*** Material shown ***
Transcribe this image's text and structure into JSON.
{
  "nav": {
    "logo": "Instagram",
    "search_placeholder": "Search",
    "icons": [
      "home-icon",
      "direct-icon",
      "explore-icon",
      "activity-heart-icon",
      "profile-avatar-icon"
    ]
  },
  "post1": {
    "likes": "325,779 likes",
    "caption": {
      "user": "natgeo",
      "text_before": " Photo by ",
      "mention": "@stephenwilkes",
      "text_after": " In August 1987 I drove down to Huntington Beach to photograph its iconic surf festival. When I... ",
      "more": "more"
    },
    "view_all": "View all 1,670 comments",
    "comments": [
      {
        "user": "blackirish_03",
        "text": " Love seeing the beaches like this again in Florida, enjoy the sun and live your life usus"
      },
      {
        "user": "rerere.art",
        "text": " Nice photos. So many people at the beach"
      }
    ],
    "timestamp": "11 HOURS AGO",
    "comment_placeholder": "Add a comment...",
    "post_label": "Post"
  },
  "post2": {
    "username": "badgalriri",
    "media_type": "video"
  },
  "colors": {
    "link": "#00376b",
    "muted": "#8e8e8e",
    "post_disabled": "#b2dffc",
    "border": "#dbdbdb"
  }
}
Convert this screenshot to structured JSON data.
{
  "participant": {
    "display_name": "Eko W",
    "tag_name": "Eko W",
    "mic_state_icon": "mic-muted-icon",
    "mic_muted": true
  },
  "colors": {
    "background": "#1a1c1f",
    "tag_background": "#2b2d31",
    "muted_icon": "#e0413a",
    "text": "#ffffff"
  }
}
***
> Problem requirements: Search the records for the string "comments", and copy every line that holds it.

> Exercise output:
    "view_all": "View all 1,670 comments",
    "comments": [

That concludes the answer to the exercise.